But now that I’m in my dotage and no longer as easily swayed by a pretty face, I’ve had a chance to re-evaluate the movie.  Surprisingly, I’m still a big fan.  And this is despite the obvious weaknesses that are extremely evident in such an old film.  The dialog has some extremely cliché-ridden exchanges including:

  • The captain tells off the young woman because her uninhibited interest in the young men in his crew will be a distraction from military discipline.
  • Morbius displays the stereotypical arrogance of the academic intellectual toward the practical military authorities.
  • The banter provided by the ship’s cook is the comic relief that would seem right at home in an Abbott and Costello movie.

So what makes it good?  Well, the humans are mostly likeable and admirable.  The plot unwinds in a manner that allows for the gradual reveal of the mystery.  Of course, the who of the question is answered long before the why and how of the problem.  But the details provide reinforcement of the underlying lesson to learn.  We are reminded that smarter isn’t the same as perfect.

And the special effects are still pretty good.  The animation of the Krell infrastructure impresses the viewer with the gargantuan scope of the installation.  The humans walking through it literally look like ants at one point.

And finally, the interaction between the isolated inhabitants of this dream world and the crew of the no-nonsense military vessel is classic.  It reminds you of the stories that portray the first contact between Europeans and the South Sea Islands.  The sailors always have a feeling they have somehow discovered paradise with its idyllic climate, scantily clad, friendly women and tropical fruit. The military men are enthralled with how favorably it compares to the boring, spartan existence of their all-male naval vessel.

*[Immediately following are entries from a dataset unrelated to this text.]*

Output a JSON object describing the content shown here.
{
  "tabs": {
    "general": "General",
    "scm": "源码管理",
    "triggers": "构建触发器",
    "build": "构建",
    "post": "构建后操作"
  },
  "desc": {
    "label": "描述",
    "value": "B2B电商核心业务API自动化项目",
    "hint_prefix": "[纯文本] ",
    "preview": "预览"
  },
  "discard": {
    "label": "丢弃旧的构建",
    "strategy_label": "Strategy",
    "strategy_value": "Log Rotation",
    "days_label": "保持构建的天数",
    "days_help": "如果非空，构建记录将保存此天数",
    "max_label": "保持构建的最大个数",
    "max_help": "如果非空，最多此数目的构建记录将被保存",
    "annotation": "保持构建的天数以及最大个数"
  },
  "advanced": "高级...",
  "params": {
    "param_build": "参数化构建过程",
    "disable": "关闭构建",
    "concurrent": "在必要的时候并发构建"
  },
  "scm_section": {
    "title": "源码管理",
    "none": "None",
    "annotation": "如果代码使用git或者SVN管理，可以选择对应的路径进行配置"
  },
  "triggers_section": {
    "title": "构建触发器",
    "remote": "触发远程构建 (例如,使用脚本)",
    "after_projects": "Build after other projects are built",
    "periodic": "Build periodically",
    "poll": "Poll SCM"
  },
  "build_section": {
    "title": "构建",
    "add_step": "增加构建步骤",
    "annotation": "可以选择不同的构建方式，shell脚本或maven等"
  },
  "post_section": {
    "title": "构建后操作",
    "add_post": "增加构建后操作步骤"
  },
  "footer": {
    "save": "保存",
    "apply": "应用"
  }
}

Are there problems with the story?  Yes.  Morbius seems a little too dense for a brilliant scientist.  The resolution of the crisis at the end is a little jarring.  The solution is quite heavy handed.  But all in all, it’s a pretty neat story.  I think it indicates why the Star Trek series was so popular.  But I think it also shows why the later tv series were less interesting.  The adventure and discovery aspects became less of a focus as the Enterprise became less of a military/exploration vessel and more of a social worker/nanny vehicle to the stars.